(Web page and app entries)
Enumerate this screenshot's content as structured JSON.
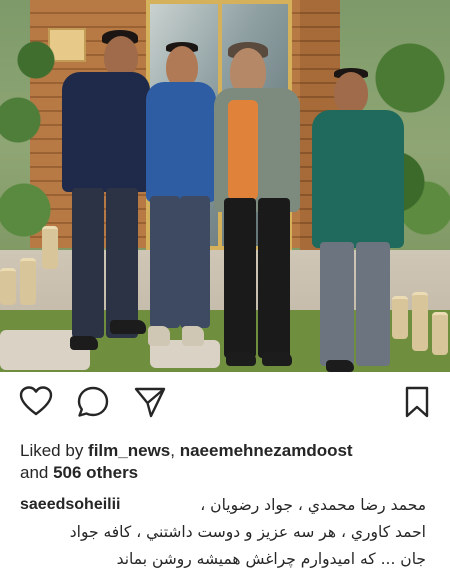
{
  "post": {
    "liked_by_prefix": "Liked by ",
    "liked_user_1": "film_news",
    "separator": ", ",
    "liked_user_2": "naeemehnezamdoost",
    "and_text": "and ",
    "others_count": "506 others",
    "caption_user": "saeedsoheilii",
    "caption_lines": [
      "محمد رضا محمدي ، جواد رضويان ،",
      "احمد کاوري ، هر سه عزيز و دوست داشتني ، کافه جواد",
      "جان ... که اميدوارم چراغش هميشه روشن بماند"
    ]
  },
  "icons": {
    "like": "heart-icon",
    "comment": "speech-bubble-icon",
    "share": "paper-plane-icon",
    "save": "bookmark-icon"
  },
  "colors": {
    "text": "#262626",
    "background": "#ffffff"
  }
}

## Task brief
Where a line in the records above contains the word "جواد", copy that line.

## Response box
      "محمد رضا محمدي ، جواد رضويان ،",
      "احمد کاوري ، هر سه عزيز و دوست داشتني ، کافه جواد",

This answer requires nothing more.